This is not going to come as a surprise – the systems are flawed. One company performed a test by submitting the resumes of their top five existing employees and two were screened out. Another director of a company tested their system by submitting his resume for his own organization and it was rejected.

As many as 75% of qualified applicants’ resumes are discarded by ATS systems according to Forbes.

Why? Often the system is misreading the resume or the resume is missing key information.

Flawed as they may be, ATS make recruiters lives easier by automating the initial review of resumes. They help organizations remain compliant with required equal opportunity reporting and prevent charges of discrimination.

Creating a Good Offense

Now that we have gotten the bad news out of the way we can start to prepare a good offense. Here are 15 factors that can help keep your resume in the system and get to a real person.

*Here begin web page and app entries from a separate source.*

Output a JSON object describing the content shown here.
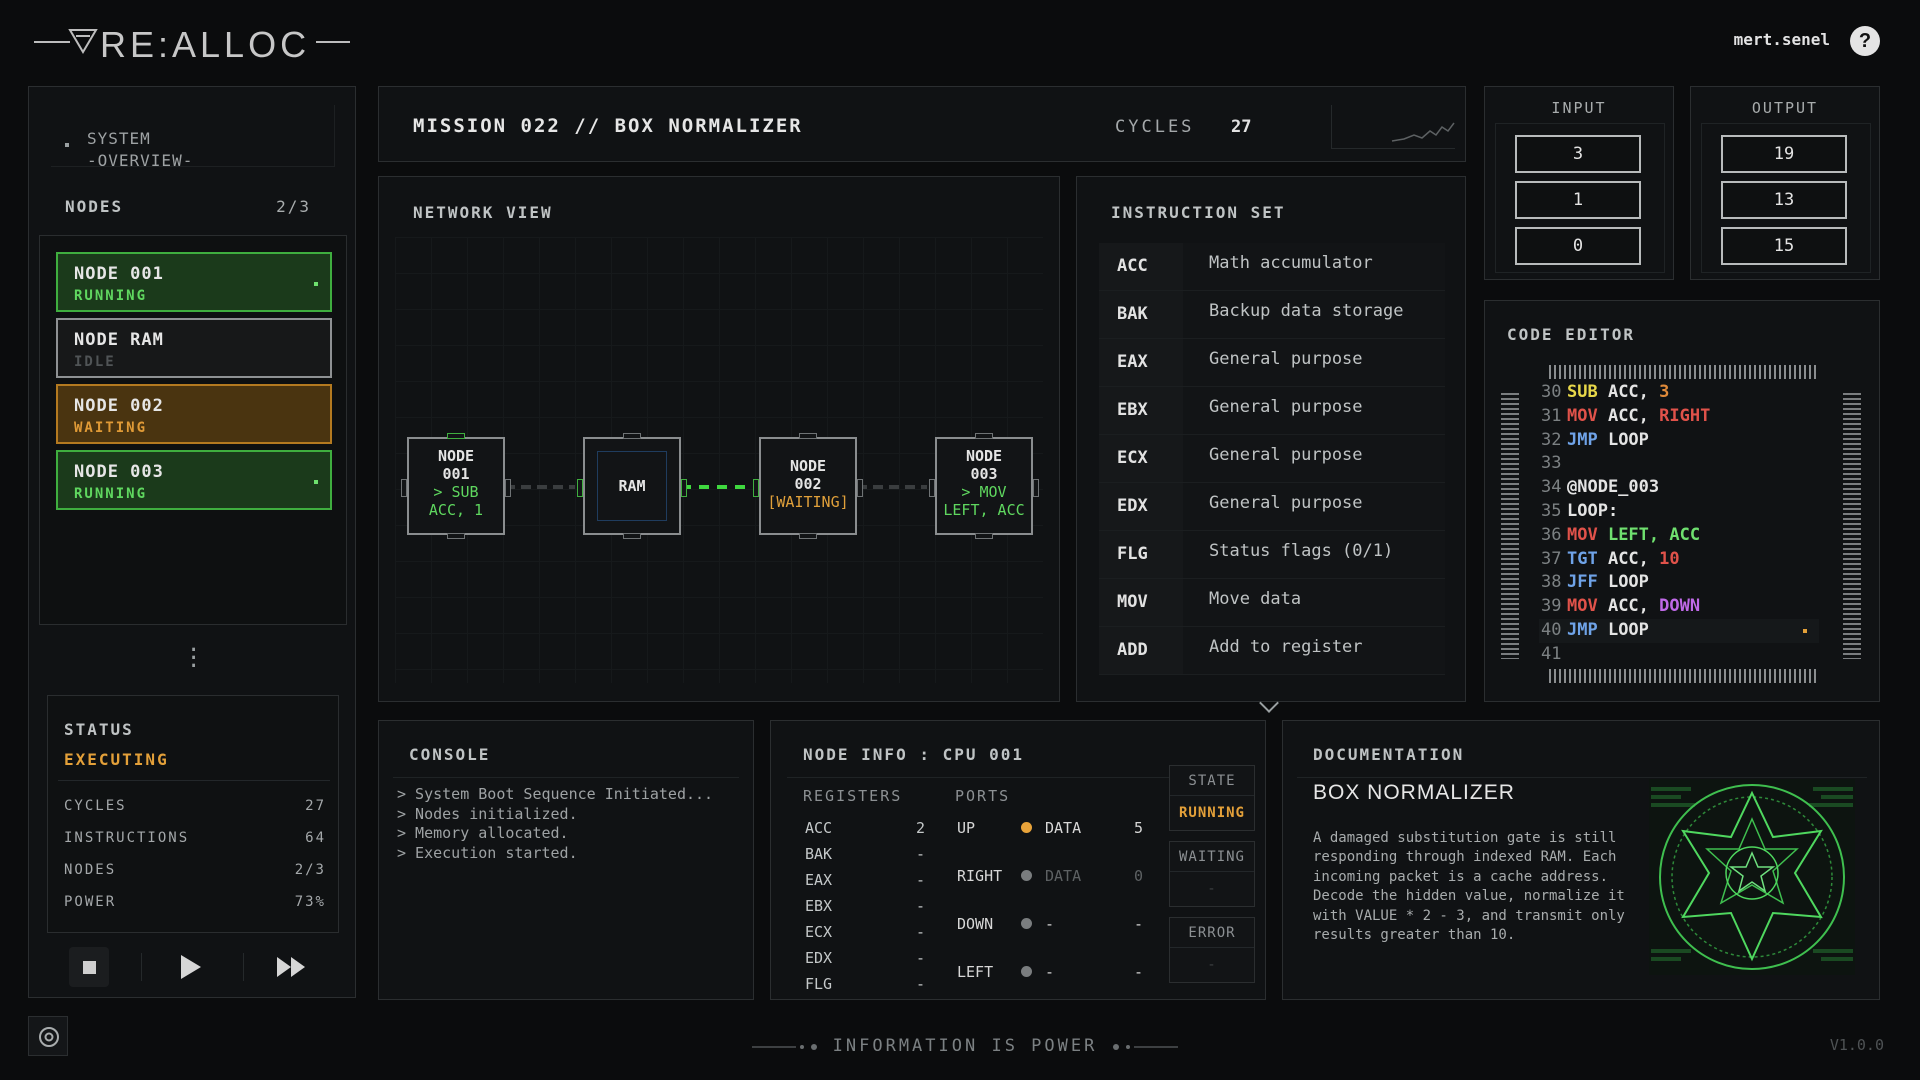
{
  "app": {
    "logo": "RE:ALLOC",
    "user": "mert.senel",
    "help": "?"
  },
  "sidebar": {
    "system_title": "SYSTEM",
    "system_sub": "-OVERVIEW-",
    "nodes_label": "NODES",
    "nodes_count": "2/3",
    "nodes": [
      {
        "name": "NODE 001",
        "state": "RUNNING"
      },
      {
        "name": "NODE RAM",
        "state": "IDLE"
      },
      {
        "name": "NODE 002",
        "state": "WAITING"
      },
      {
        "name": "NODE 003",
        "state": "RUNNING"
      }
    ],
    "status_label": "STATUS",
    "status_value": "EXECUTING",
    "stats": [
      {
        "label": "CYCLES",
        "value": "27"
      },
      {
        "label": "INSTRUCTIONS",
        "value": "64"
      },
      {
        "label": "NODES",
        "value": "2/3"
      },
      {
        "label": "POWER",
        "value": "73%"
      }
    ]
  },
  "mission": {
    "title": "MISSION 022 // BOX NORMALIZER",
    "cycles_label": "CYCLES",
    "cycles_value": "27"
  },
  "network": {
    "title": "NETWORK VIEW",
    "nodes": [
      {
        "line1": "NODE",
        "line2": "001",
        "line3": "> SUB",
        "line4": "ACC, 1"
      },
      {
        "line1": "RAM"
      },
      {
        "line1": "NODE",
        "line2": "002",
        "line3": "[WAITING]"
      },
      {
        "line1": "NODE",
        "line2": "003",
        "line3": "> MOV",
        "line4": "LEFT, ACC"
      }
    ]
  },
  "instructions": {
    "title": "INSTRUCTION SET",
    "rows": [
      {
        "key": "ACC",
        "desc": "Math accumulator"
      },
      {
        "key": "BAK",
        "desc": "Backup data storage"
      },
      {
        "key": "EAX",
        "desc": "General purpose"
      },
      {
        "key": "EBX",
        "desc": "General purpose"
      },
      {
        "key": "ECX",
        "desc": "General purpose"
      },
      {
        "key": "EDX",
        "desc": "General purpose"
      },
      {
        "key": "FLG",
        "desc": "Status flags (0/1)"
      },
      {
        "key": "MOV",
        "desc": "Move data"
      },
      {
        "key": "ADD",
        "desc": "Add to register"
      }
    ]
  },
  "io": {
    "input_label": "INPUT",
    "input": [
      "3",
      "1",
      "0"
    ],
    "output_label": "OUTPUT",
    "output": [
      "19",
      "13",
      "15"
    ]
  },
  "editor": {
    "title": "CODE EDITOR",
    "lines": [
      {
        "n": "30",
        "a": "SUB",
        "b": " ACC, ",
        "c": "3"
      },
      {
        "n": "31",
        "a": "MOV",
        "b": " ACC, ",
        "c": "RIGHT"
      },
      {
        "n": "32",
        "a": "JMP",
        "b": " LOOP",
        "c": ""
      },
      {
        "n": "33",
        "a": "",
        "b": "",
        "c": ""
      },
      {
        "n": "34",
        "a": "",
        "b": "@NODE_003",
        "c": ""
      },
      {
        "n": "35",
        "a": "",
        "b": "LOOP:",
        "c": ""
      },
      {
        "n": "36",
        "a": "MOV",
        "b": " LEFT, ",
        "c": "ACC"
      },
      {
        "n": "37",
        "a": "TGT",
        "b": " ACC, ",
        "c": "10"
      },
      {
        "n": "38",
        "a": "JFF",
        "b": " LOOP",
        "c": ""
      },
      {
        "n": "39",
        "a": "MOV",
        "b": " ACC, ",
        "c": "DOWN"
      },
      {
        "n": "40",
        "a": "JMP",
        "b": " LOOP",
        "c": ""
      },
      {
        "n": "41",
        "a": "",
        "b": "",
        "c": ""
      }
    ]
  },
  "console": {
    "title": "CONSOLE",
    "lines": [
      "> System Boot Sequence Initiated...",
      "> Nodes initialized.",
      "> Memory allocated.",
      "> Execution started."
    ]
  },
  "nodeinfo": {
    "title": "NODE INFO : CPU 001",
    "registers_label": "REGISTERS",
    "ports_label": "PORTS",
    "registers": [
      {
        "k": "ACC",
        "v": "2"
      },
      {
        "k": "BAK",
        "v": "-"
      },
      {
        "k": "EAX",
        "v": "-"
      },
      {
        "k": "EBX",
        "v": "-"
      },
      {
        "k": "ECX",
        "v": "-"
      },
      {
        "k": "EDX",
        "v": "-"
      },
      {
        "k": "FLG",
        "v": "-"
      }
    ],
    "ports": [
      {
        "k": "UP",
        "l": "DATA",
        "v": "5"
      },
      {
        "k": "RIGHT",
        "l": "DATA",
        "v": "0"
      },
      {
        "k": "DOWN",
        "l": "-",
        "v": "-"
      },
      {
        "k": "LEFT",
        "l": "-",
        "v": "-"
      }
    ],
    "states": [
      {
        "h": "STATE",
        "b": "RUNNING"
      },
      {
        "h": "WAITING",
        "b": "-"
      },
      {
        "h": "ERROR",
        "b": "-"
      }
    ]
  },
  "docs": {
    "title": "DOCUMENTATION",
    "heading": "BOX NORMALIZER",
    "body": "A damaged substitution gate is still responding through indexed RAM. Each incoming packet is a cache address. Decode the hidden value, normalize it with VALUE * 2 - 3, and transmit only results greater than 10."
  },
  "footer": {
    "tagline": "INFORMATION IS POWER",
    "version": "V1.0.0"
  },
  "colors": {
    "running": "#5fd75f",
    "waiting": "#e09a36",
    "accent_port": "#e8a33a"
  }
}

The Look
1. Tracking systems do not know how to process images, fancy fonts or characters which makes it difficult for the system to assign the information to relevant categories therefore eliminate graphics, tables and images.
As most ATS reads text only you will need to reformat tables, graphs or charts, which will increase the length of your resume. It is acceptable to be longer and hit the relevant requirements rather than be pretty and be dismissed. Bring the pretty version to the interview.
2. Use common fonts like Arial, Helvetica, Times New Roman, Garamond, Calibri, Georgia or Tahoma. Again, a content translation thing.
3. Use simple bullets and formatting, getting too creative will prevent a system from analyzing information and apply it to critical areas.
4. Systems are evolving to begin to read PDF files; however, many organizations still have versions that do not; therefore, upload a Word document, not PDF.
5. Use section headers for each area of your resume: Professional Experience, Education, Professional Development and Community Involvement. The system will determine what to do with the information on your resume based upon the heading it is found under.

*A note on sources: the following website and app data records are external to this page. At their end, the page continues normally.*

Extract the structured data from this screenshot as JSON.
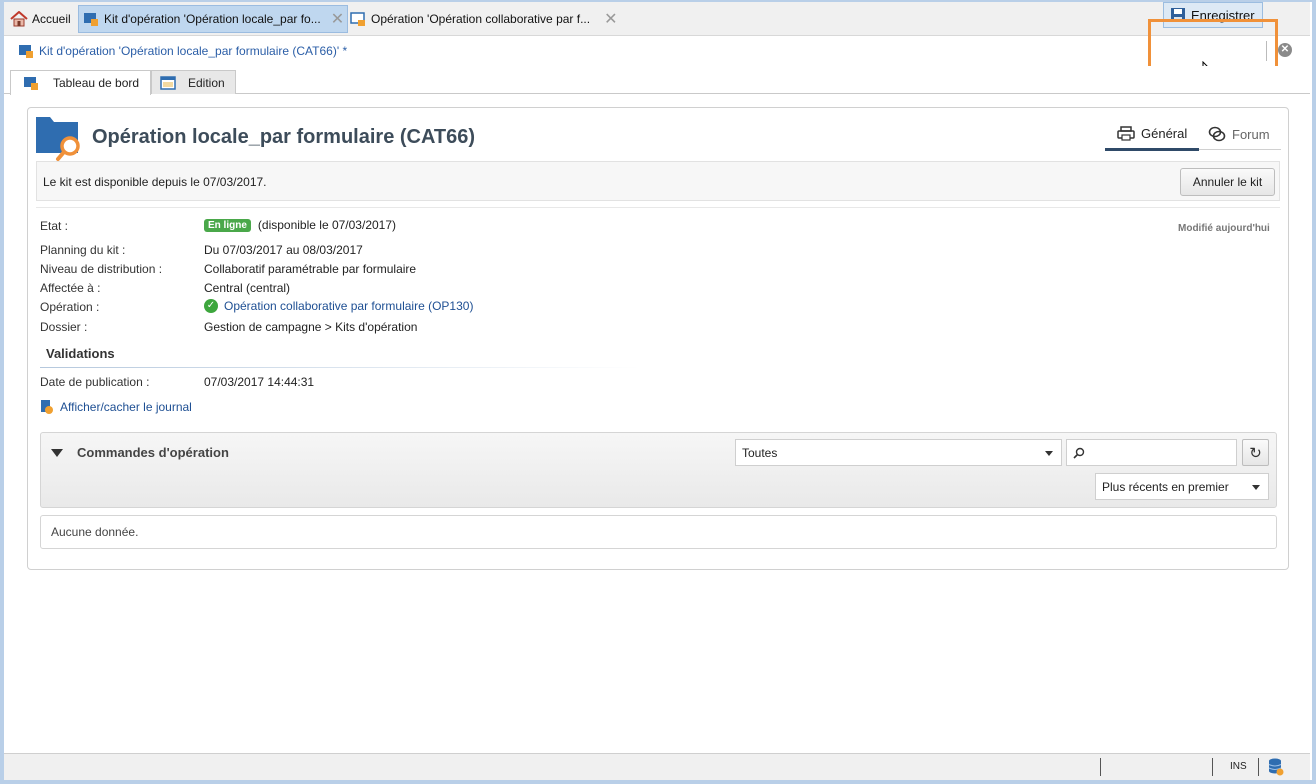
{
  "tabs": [
    {
      "label": "Accueil"
    },
    {
      "label": "Kit d'opération 'Opération locale_par fo..."
    },
    {
      "label": "Opération 'Opération collaborative par f..."
    }
  ],
  "breadcrumb": "Kit d'opération 'Opération locale_par formulaire (CAT66)' *",
  "toolbar": {
    "save_label": "Enregistrer"
  },
  "view_tabs": [
    {
      "label": "Tableau de bord"
    },
    {
      "label": "Edition"
    }
  ],
  "main": {
    "title": "Opération locale_par formulaire (CAT66)",
    "right_tabs": [
      {
        "label": "Général"
      },
      {
        "label": "Forum"
      }
    ],
    "info_text": "Le kit est disponible depuis le 07/03/2017.",
    "cancel_label": "Annuler le kit",
    "modified": "Modifié aujourd'hui",
    "fields": {
      "etat_label": "Etat :",
      "etat_badge": "En ligne",
      "etat_value": "(disponible le 07/03/2017)",
      "planning_label": "Planning du kit :",
      "planning_value": "Du 07/03/2017 au 08/03/2017",
      "niveau_label": "Niveau de distribution :",
      "niveau_value": "Collaboratif paramétrable par formulaire",
      "affectee_label": "Affectée à :",
      "affectee_value": "Central (central)",
      "operation_label": "Opération :",
      "operation_value": "Opération collaborative par formulaire (OP130)",
      "dossier_label": "Dossier :",
      "dossier_value": "Gestion de campagne > Kits d'opération"
    },
    "validations": {
      "heading": "Validations",
      "pub_label": "Date de publication :",
      "pub_value": "07/03/2017 14:44:31"
    },
    "journal_link": "Afficher/cacher le journal",
    "commands": {
      "title": "Commandes d'opération",
      "filter_value": "Toutes",
      "search_value": "",
      "sort_value": "Plus récents en premier",
      "empty_text": "Aucune donnée."
    }
  },
  "statusbar": {
    "mode": "INS"
  },
  "colors": {
    "accent": "#f0913a",
    "link": "#1e4f93",
    "badge": "#4aa84a"
  }
}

The Content
1. Use the keywords, industry jargon and phrases as listed in the job description; the system is looking for these. Use relevant keywords in the skills section, summary and bullet points.
Need help identifying core keywords from a description? Copy and paste the job posting into and it will create a word cloud of the most frequently used words for you. Make sure these keywords are in your resume.
2. Use keywords appropriately and in context, do not sprinkle them throughout your resume or hide them by using white text.
3. If the posting mentions “programmer with XYZ experience” do not assume that the system will understand “XYZ programmer”. Use both phrases within your resume to make sure it is picked up.
4. Focus on relevancy of your qualifications to the position eliminating any descriptions of past duties that do not support you in this role. Eliminate fluff – it confuses the system and wastes valuable space on your resume.
5. Create a skills section and include strengths, competencies, specialized and technical skills. Spell out and use abbreviations for industry specific acronyms.

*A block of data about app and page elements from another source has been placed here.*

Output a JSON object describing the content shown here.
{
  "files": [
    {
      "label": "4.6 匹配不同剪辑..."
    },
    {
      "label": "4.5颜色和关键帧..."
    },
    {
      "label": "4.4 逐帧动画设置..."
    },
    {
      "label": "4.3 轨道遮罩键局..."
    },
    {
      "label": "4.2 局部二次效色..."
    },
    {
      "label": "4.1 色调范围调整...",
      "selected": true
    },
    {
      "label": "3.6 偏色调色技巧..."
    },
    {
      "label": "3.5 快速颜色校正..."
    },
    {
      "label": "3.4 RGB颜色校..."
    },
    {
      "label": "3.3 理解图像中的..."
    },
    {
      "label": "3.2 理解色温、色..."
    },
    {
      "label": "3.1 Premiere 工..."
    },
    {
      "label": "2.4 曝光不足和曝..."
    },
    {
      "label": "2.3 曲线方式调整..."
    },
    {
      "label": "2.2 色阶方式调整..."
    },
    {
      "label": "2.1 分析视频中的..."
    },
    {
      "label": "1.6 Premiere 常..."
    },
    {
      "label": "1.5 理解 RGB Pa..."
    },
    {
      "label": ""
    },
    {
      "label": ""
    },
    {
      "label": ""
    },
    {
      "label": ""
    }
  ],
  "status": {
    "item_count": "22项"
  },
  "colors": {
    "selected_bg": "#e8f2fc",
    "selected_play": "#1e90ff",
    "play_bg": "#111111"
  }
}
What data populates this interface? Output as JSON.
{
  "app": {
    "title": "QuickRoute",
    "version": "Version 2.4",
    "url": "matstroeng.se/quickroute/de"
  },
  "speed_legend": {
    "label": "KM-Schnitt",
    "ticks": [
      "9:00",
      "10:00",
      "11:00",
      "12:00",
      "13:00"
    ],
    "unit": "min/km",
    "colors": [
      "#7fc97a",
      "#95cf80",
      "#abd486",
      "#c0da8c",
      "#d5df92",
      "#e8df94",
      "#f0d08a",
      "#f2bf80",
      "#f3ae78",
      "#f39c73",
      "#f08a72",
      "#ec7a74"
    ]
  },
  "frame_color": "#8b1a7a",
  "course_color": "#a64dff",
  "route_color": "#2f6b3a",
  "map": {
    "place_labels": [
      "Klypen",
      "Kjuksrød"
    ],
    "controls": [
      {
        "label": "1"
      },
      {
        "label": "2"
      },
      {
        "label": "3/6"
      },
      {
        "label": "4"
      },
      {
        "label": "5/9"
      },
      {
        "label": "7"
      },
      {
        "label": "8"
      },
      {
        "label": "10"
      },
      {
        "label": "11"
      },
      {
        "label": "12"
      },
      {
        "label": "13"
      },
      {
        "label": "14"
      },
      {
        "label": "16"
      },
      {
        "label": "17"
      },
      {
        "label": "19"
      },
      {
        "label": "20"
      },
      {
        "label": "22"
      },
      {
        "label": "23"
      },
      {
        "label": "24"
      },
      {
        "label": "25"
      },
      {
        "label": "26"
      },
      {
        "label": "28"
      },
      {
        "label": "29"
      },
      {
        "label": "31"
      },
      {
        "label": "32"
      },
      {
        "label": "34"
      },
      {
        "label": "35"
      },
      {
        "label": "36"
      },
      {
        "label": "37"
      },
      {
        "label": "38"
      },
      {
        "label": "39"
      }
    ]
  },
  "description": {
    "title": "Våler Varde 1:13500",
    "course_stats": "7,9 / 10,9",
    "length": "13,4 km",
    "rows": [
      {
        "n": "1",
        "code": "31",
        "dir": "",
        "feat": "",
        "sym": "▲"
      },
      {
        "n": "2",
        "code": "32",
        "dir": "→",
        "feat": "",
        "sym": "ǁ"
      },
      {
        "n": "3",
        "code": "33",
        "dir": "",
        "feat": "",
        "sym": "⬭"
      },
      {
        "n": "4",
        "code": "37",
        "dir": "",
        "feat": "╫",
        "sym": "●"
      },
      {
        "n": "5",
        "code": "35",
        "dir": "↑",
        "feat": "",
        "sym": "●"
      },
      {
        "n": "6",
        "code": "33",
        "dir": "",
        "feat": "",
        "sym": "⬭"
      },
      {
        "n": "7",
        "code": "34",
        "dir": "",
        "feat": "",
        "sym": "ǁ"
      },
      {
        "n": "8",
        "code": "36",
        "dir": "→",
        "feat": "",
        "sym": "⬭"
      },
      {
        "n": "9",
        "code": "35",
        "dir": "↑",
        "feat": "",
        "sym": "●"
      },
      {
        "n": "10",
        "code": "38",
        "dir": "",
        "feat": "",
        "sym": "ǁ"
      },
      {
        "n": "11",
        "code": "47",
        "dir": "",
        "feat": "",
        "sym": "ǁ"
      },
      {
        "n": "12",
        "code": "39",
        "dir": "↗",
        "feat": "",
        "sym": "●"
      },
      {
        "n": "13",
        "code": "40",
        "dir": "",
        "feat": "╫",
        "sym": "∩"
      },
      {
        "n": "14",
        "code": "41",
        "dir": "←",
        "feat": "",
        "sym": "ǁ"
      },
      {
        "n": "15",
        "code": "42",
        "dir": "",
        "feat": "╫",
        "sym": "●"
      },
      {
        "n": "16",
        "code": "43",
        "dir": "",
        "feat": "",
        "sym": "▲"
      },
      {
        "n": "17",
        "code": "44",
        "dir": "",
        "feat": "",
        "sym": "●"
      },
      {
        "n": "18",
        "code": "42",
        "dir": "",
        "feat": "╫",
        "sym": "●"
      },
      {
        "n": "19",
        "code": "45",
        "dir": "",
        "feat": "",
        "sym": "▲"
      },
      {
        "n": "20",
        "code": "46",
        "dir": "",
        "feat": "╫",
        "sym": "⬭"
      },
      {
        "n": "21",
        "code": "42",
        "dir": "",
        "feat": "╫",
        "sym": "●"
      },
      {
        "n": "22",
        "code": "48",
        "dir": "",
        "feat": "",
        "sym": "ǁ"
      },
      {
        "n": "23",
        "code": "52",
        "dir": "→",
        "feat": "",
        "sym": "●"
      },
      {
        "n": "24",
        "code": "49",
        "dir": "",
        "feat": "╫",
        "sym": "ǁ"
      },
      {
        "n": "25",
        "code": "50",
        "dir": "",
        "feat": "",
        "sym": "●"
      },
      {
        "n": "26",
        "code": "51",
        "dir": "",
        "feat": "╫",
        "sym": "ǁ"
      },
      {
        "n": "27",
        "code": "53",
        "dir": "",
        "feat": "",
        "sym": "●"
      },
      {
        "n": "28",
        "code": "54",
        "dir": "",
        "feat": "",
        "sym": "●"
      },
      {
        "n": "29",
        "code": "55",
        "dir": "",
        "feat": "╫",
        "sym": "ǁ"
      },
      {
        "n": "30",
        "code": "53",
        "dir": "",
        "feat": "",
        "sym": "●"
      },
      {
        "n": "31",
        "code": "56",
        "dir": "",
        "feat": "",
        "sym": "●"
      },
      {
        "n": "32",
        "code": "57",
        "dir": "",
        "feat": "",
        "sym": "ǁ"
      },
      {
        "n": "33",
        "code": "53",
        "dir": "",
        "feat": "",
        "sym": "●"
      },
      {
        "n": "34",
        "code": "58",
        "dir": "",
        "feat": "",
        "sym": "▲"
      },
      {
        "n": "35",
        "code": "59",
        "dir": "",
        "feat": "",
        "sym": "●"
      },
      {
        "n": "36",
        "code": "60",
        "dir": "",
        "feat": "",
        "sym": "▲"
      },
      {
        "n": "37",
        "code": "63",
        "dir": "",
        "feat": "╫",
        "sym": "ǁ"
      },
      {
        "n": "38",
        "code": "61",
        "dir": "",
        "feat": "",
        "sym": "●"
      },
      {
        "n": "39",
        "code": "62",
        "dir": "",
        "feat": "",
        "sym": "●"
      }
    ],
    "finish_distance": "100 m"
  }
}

The Basics
1. Check your spelling. Misspelled keywords will be missed by an applicant tracking system.
2. Put your contact information in the body of the resume on the top of the first page and include name, email address and phone number. Tracking systems do not always read headers and footers.
3. Customize your resume for each submission tweaking your skills, experiences and qualifications to match the keywords and phrases within the specific job description. One job description may use leader, another uses manager – make sure your resume is a match to the description.
4. Use consistency in formatting pertinent employment information for all positions.
5. Save your resume with your name and the position title as a word document or text file: i.e. John Doe Logistics Manager Resume

At the end of the day these tips can help avoid having your resume kicked out of the system, but there is no magic bullet to beat a system and it is not a system only approach, there is still a human element. If your resume makes it through the screening, it will then be viewed by a person. It is important that it is written in a way that a software system and individual can identify and evaluate your value.